### WORK REQUIRED
Within the data, how many lines hold the word "龙头黑马的十大特征"? Answer with nothing but the number.
= Beginning of Section =
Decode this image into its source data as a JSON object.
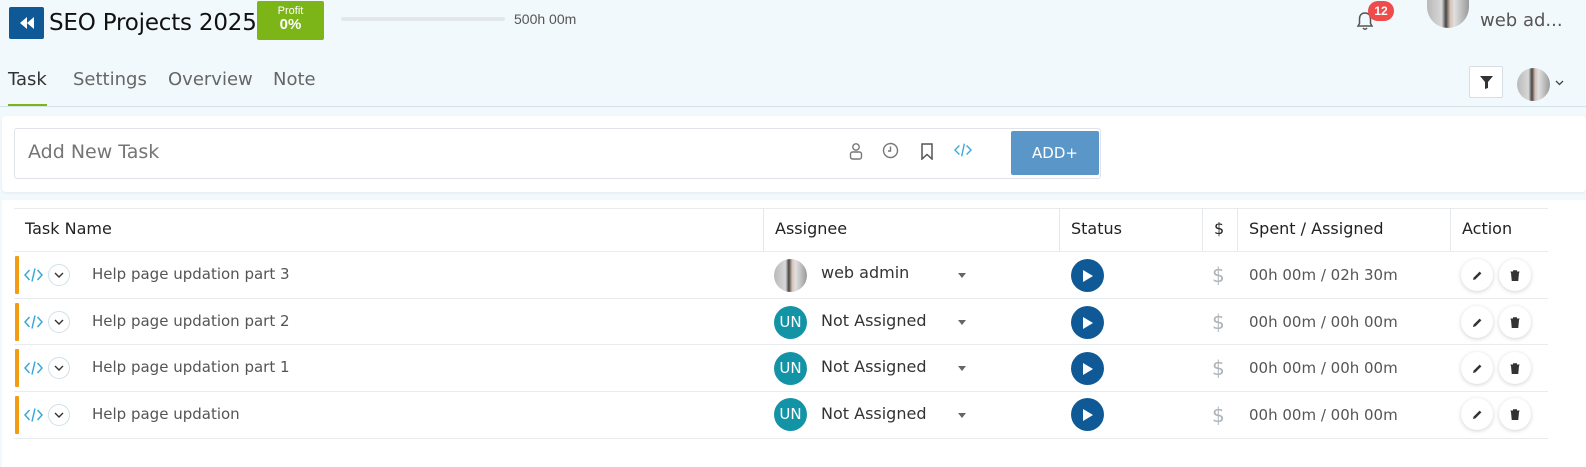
{
  "header": {
    "project_title": "SEO Projects 2025",
    "profit_label": "Profit",
    "profit_value": "0%",
    "progress_fraction": 0,
    "total_hours": "500h 00m",
    "notification_count": "12",
    "user_name": "web ad..."
  },
  "tabs": [
    {
      "label": "Task",
      "active": true
    },
    {
      "label": "Settings",
      "active": false
    },
    {
      "label": "Overview",
      "active": false
    },
    {
      "label": "Note",
      "active": false
    }
  ],
  "add_task": {
    "placeholder": "Add New Task",
    "add_button": "ADD+"
  },
  "table": {
    "columns": [
      "Task Name",
      "Assignee",
      "Status",
      "$",
      "Spent / Assigned",
      "Action"
    ],
    "rows": [
      {
        "task": "Help page updation part 3",
        "assignee": "web admin",
        "assignee_initials": "",
        "currency": "$",
        "spent_assigned": "00h 00m / 02h 30m"
      },
      {
        "task": "Help page updation part 2",
        "assignee": "Not Assigned",
        "assignee_initials": "UN",
        "currency": "$",
        "spent_assigned": "00h 00m / 00h 00m"
      },
      {
        "task": "Help page updation part 1",
        "assignee": "Not Assigned",
        "assignee_initials": "UN",
        "currency": "$",
        "spent_assigned": "00h 00m / 00h 00m"
      },
      {
        "task": "Help page updation",
        "assignee": "Not Assigned",
        "assignee_initials": "UN",
        "currency": "$",
        "spent_assigned": "00h 00m / 00h 00m"
      }
    ]
  },
  "colors": {
    "primary": "#0f5a96",
    "profit_green": "#7cb518",
    "badge_red": "#ef4b4b",
    "add_button": "#5b96c9",
    "row_priority": "#f39c12",
    "unassigned_avatar": "#1393a6"
  },
  "icons": {
    "back": "double-chevron-left-icon",
    "bell": "bell-icon",
    "filter": "filter-icon",
    "user": "user-icon",
    "clock": "clock-icon",
    "bookmark": "bookmark-icon",
    "code": "code-icon",
    "expand": "chevron-down-icon",
    "play": "play-icon",
    "edit": "pencil-icon",
    "delete": "trash-icon"
  }
}
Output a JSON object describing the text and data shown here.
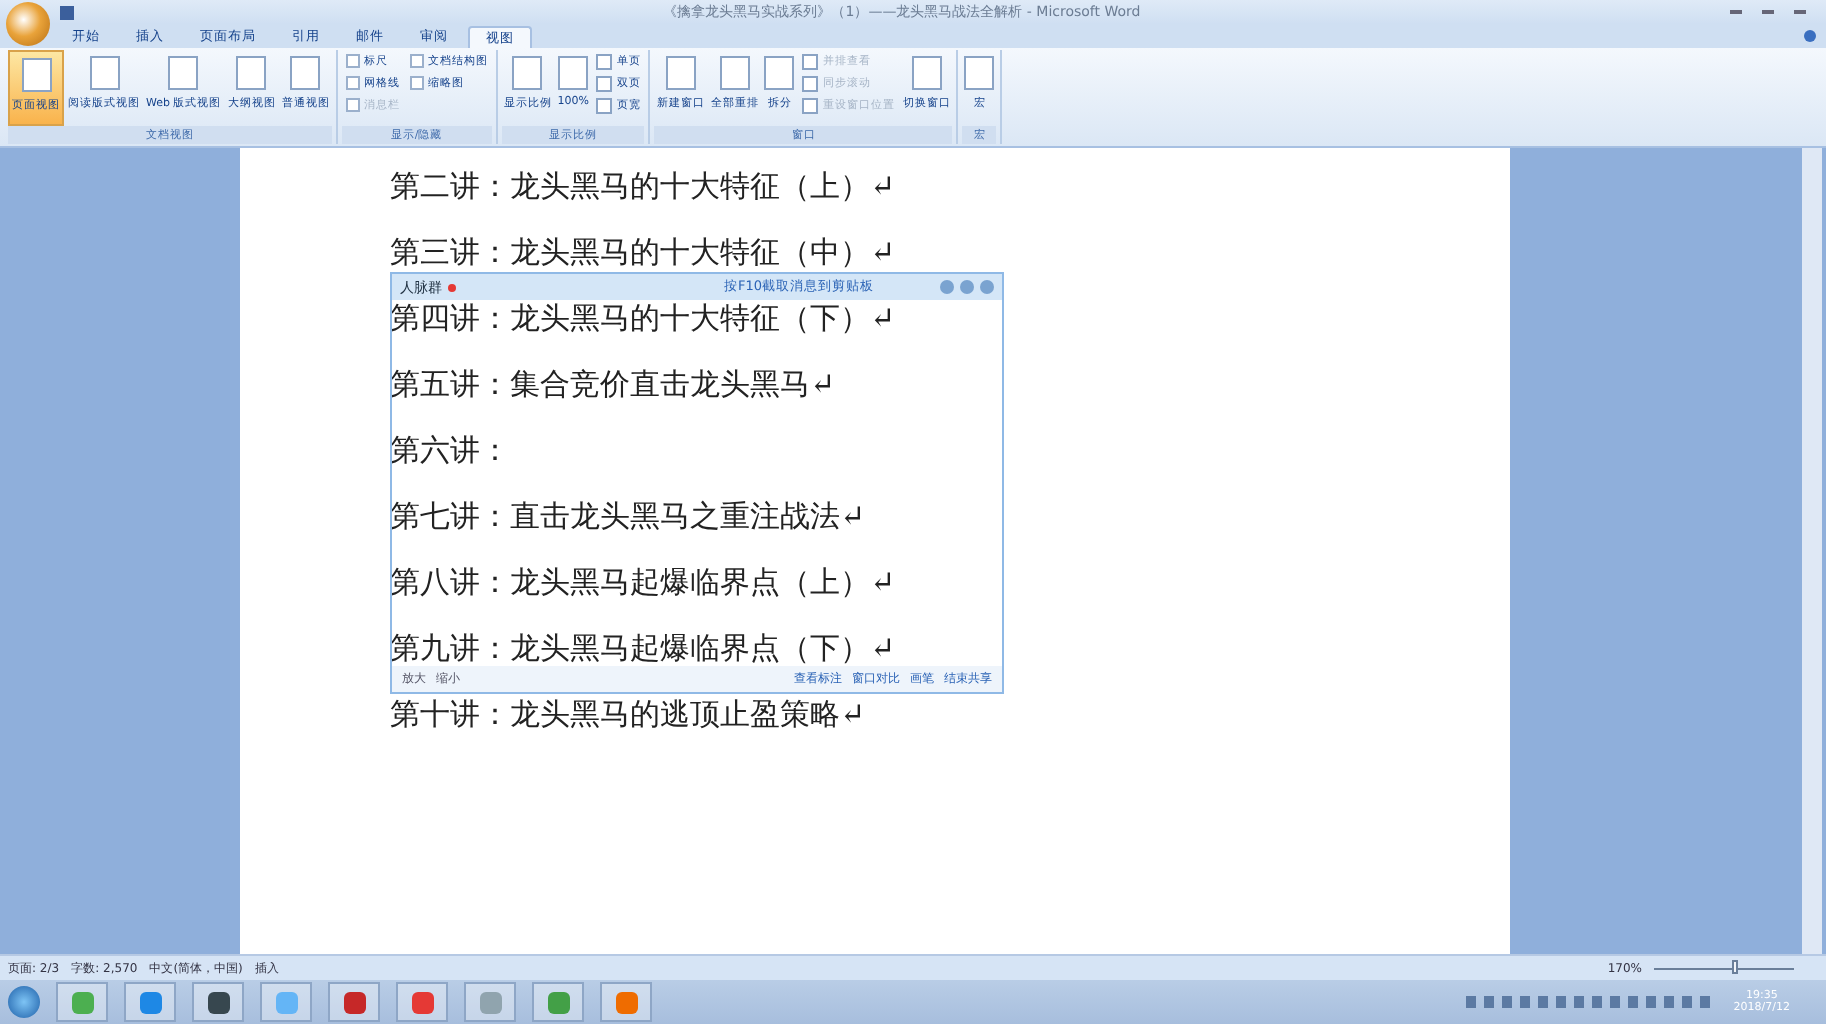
{
  "window": {
    "title": "《擒拿龙头黑马实战系列》（1）——龙头黑马战法全解析 - Microsoft Word"
  },
  "tabs": [
    {
      "label": "开始",
      "selected": false
    },
    {
      "label": "插入",
      "selected": false
    },
    {
      "label": "页面布局",
      "selected": false
    },
    {
      "label": "引用",
      "selected": false
    },
    {
      "label": "邮件",
      "selected": false
    },
    {
      "label": "审阅",
      "selected": false
    },
    {
      "label": "视图",
      "selected": true
    }
  ],
  "ribbon": {
    "groups": [
      {
        "title": "文档视图",
        "items": [
          {
            "kind": "big",
            "label": "页面视图",
            "selected": true
          },
          {
            "kind": "big",
            "label": "阅读版式视图",
            "selected": false
          },
          {
            "kind": "big",
            "label": "Web 版式视图",
            "selected": false
          },
          {
            "kind": "big",
            "label": "大纲视图",
            "selected": false
          },
          {
            "kind": "big",
            "label": "普通视图",
            "selected": false
          }
        ]
      },
      {
        "title": "显示/隐藏",
        "items": [
          {
            "kind": "check",
            "label": "标尺",
            "checked": false
          },
          {
            "kind": "check",
            "label": "网格线",
            "checked": false
          },
          {
            "kind": "check",
            "label": "消息栏",
            "checked": false,
            "disabled": true
          },
          {
            "kind": "check",
            "label": "文档结构图",
            "checked": false
          },
          {
            "kind": "check",
            "label": "缩略图",
            "checked": false
          }
        ]
      },
      {
        "title": "显示比例",
        "items": [
          {
            "kind": "big",
            "label": "显示比例",
            "selected": false
          },
          {
            "kind": "big",
            "label": "100%",
            "selected": false
          },
          {
            "kind": "small",
            "label": "单页"
          },
          {
            "kind": "small",
            "label": "双页"
          },
          {
            "kind": "small",
            "label": "页宽"
          }
        ]
      },
      {
        "title": "窗口",
        "items": [
          {
            "kind": "big",
            "label": "新建窗口",
            "selected": false
          },
          {
            "kind": "big",
            "label": "全部重排",
            "selected": false
          },
          {
            "kind": "big",
            "label": "拆分",
            "selected": false
          },
          {
            "kind": "small",
            "label": "并排查看",
            "disabled": true
          },
          {
            "kind": "small",
            "label": "同步滚动",
            "disabled": true
          },
          {
            "kind": "small",
            "label": "重设窗口位置",
            "disabled": true
          },
          {
            "kind": "big",
            "label": "切换窗口",
            "selected": false
          }
        ]
      },
      {
        "title": "宏",
        "items": [
          {
            "kind": "big",
            "label": "宏",
            "selected": false
          }
        ]
      }
    ]
  },
  "document": {
    "lines": [
      "第二讲：龙头黑马的十大特征（上）↵",
      "第三讲：龙头黑马的十大特征（中）↵",
      "第四讲：龙头黑马的十大特征（下）↵",
      "第五讲：集合竞价直击龙头黑马↵",
      "第六讲：",
      "第七讲：直击龙头黑马之重注战法↵",
      "第八讲：龙头黑马起爆临界点（上）↵",
      "第九讲：龙头黑马起爆临界点（下）↵",
      "第十讲：龙头黑马的逃顶止盈策略↵"
    ]
  },
  "share_window": {
    "title": "人脉群",
    "notice": "按F10截取消息到剪贴板",
    "tools_left": [
      "放大",
      "缩小"
    ],
    "tools_right": [
      "查看标注",
      "窗口对比",
      "画笔",
      "结束共享"
    ]
  },
  "status_bar": {
    "items": [
      "页面: 2/3",
      "字数: 2,570",
      "中文(简体，中国)",
      "插入"
    ],
    "zoom": "170%",
    "zoom_slider": {
      "level": 0.55
    }
  },
  "taskbar": {
    "time": "19:35",
    "date": "2018/7/12"
  }
}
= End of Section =
### EXERCISE ANSWER
3